(Data items)
= = =
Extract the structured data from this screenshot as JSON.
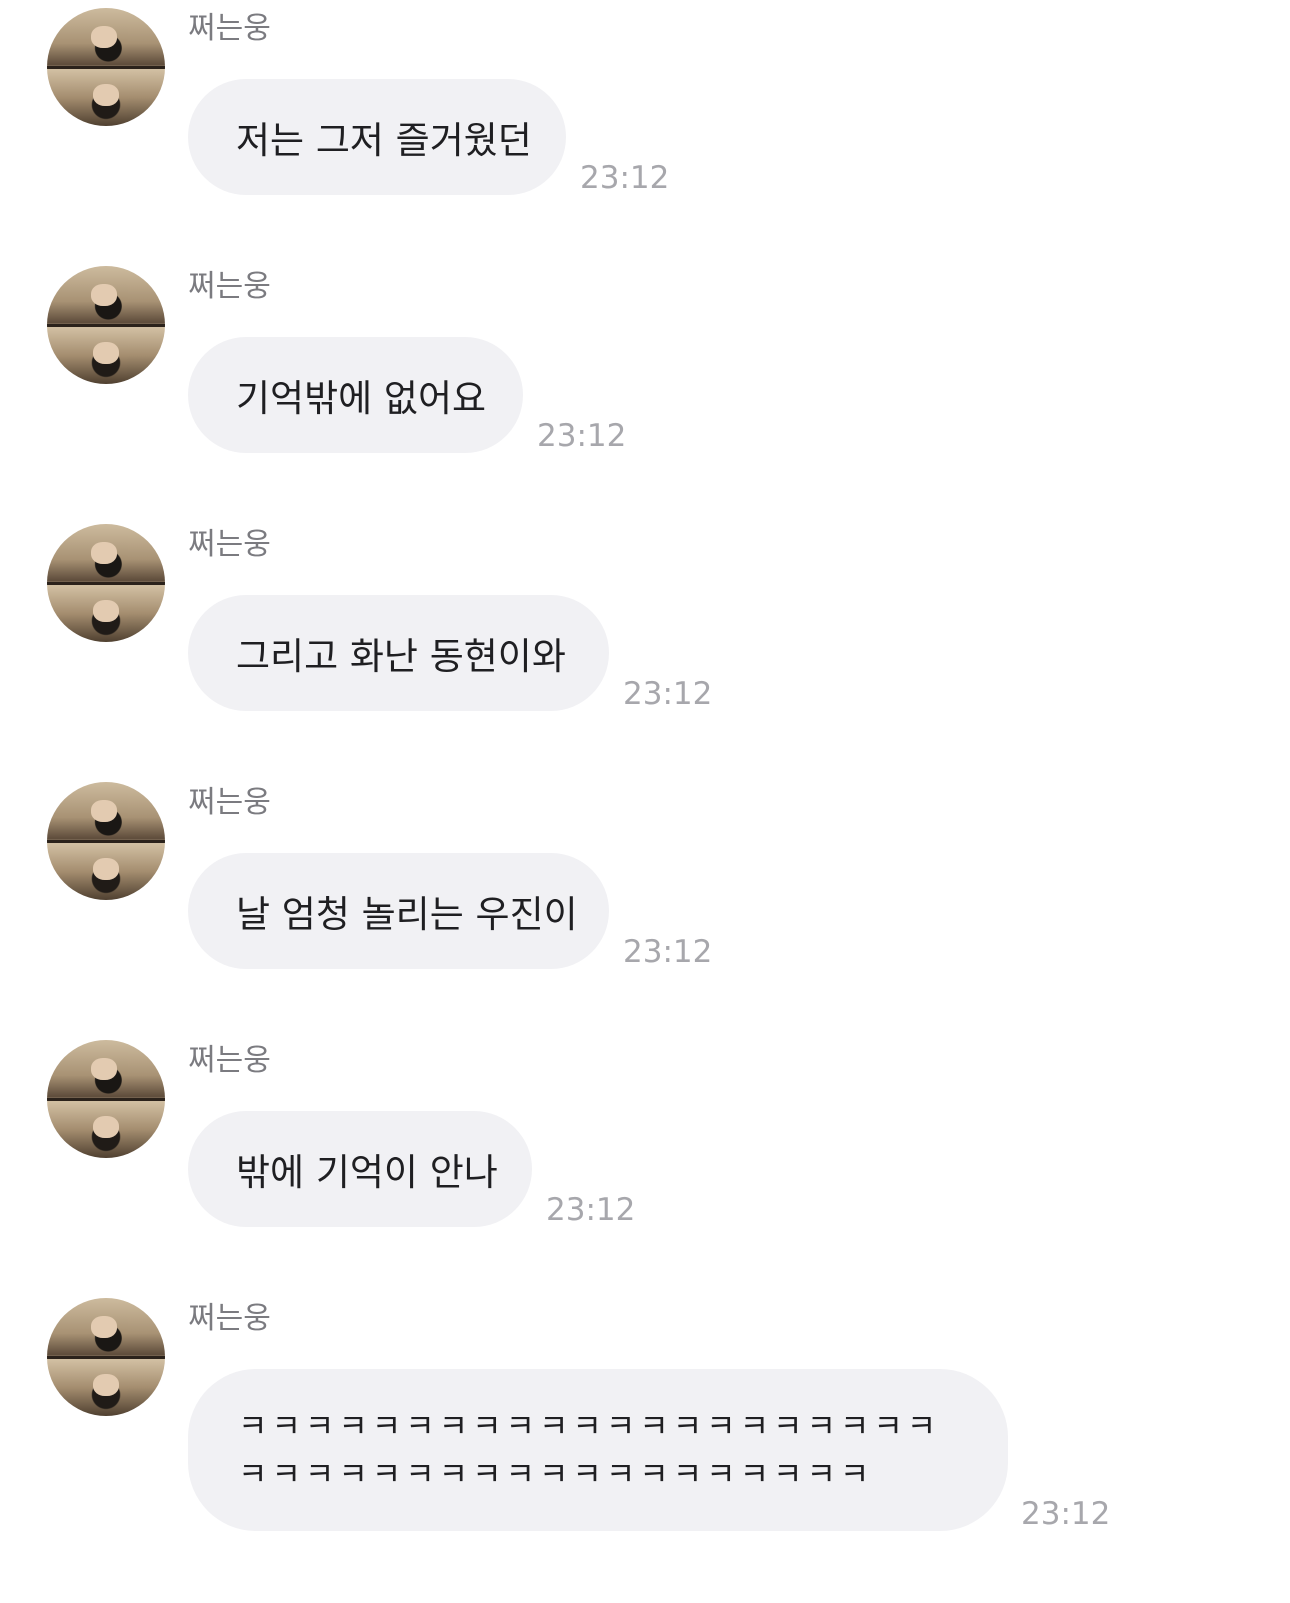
{
  "messages": [
    {
      "sender": "쩌는웅",
      "text": "저는 그저 즐거웠던",
      "time": "23:12"
    },
    {
      "sender": "쩌는웅",
      "text": "기억밖에 없어요",
      "time": "23:12"
    },
    {
      "sender": "쩌는웅",
      "text": "그리고 화난 동현이와",
      "time": "23:12"
    },
    {
      "sender": "쩌는웅",
      "text": "날 엄청 놀리는 우진이",
      "time": "23:12"
    },
    {
      "sender": "쩌는웅",
      "text": "밖에 기억이 안나",
      "time": "23:12"
    },
    {
      "sender": "쩌는웅",
      "text": "ㅋㅋㅋㅋㅋㅋㅋㅋㅋㅋㅋㅋㅋㅋㅋㅋㅋㅋㅋㅋㅋㅋㅋㅋㅋㅋㅋㅋㅋㅋㅋㅋㅋㅋㅋㅋㅋㅋㅋㅋ",
      "time": "23:12"
    }
  ],
  "colors": {
    "bubble": "#f1f1f4",
    "sender": "#7b7b80",
    "time": "#a7a7ac",
    "text": "#1f1f22"
  }
}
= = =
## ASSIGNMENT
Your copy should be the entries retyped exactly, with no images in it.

## ANSWER TO THE PROBLEM
Extract the structured data from this screenshot as JSON.
{
  "messages": [
    {
      "sender": "쩌는웅",
      "text": "저는 그저 즐거웠던",
      "time": "23:12"
    },
    {
      "sender": "쩌는웅",
      "text": "기억밖에 없어요",
      "time": "23:12"
    },
    {
      "sender": "쩌는웅",
      "text": "그리고 화난 동현이와",
      "time": "23:12"
    },
    {
      "sender": "쩌는웅",
      "text": "날 엄청 놀리는 우진이",
      "time": "23:12"
    },
    {
      "sender": "쩌는웅",
      "text": "밖에 기억이 안나",
      "time": "23:12"
    },
    {
      "sender": "쩌는웅",
      "text": "ㅋㅋㅋㅋㅋㅋㅋㅋㅋㅋㅋㅋㅋㅋㅋㅋㅋㅋㅋㅋㅋㅋㅋㅋㅋㅋㅋㅋㅋㅋㅋㅋㅋㅋㅋㅋㅋㅋㅋㅋ",
      "time": "23:12"
    }
  ],
  "colors": {
    "bubble": "#f1f1f4",
    "sender": "#7b7b80",
    "time": "#a7a7ac",
    "text": "#1f1f22"
  }
}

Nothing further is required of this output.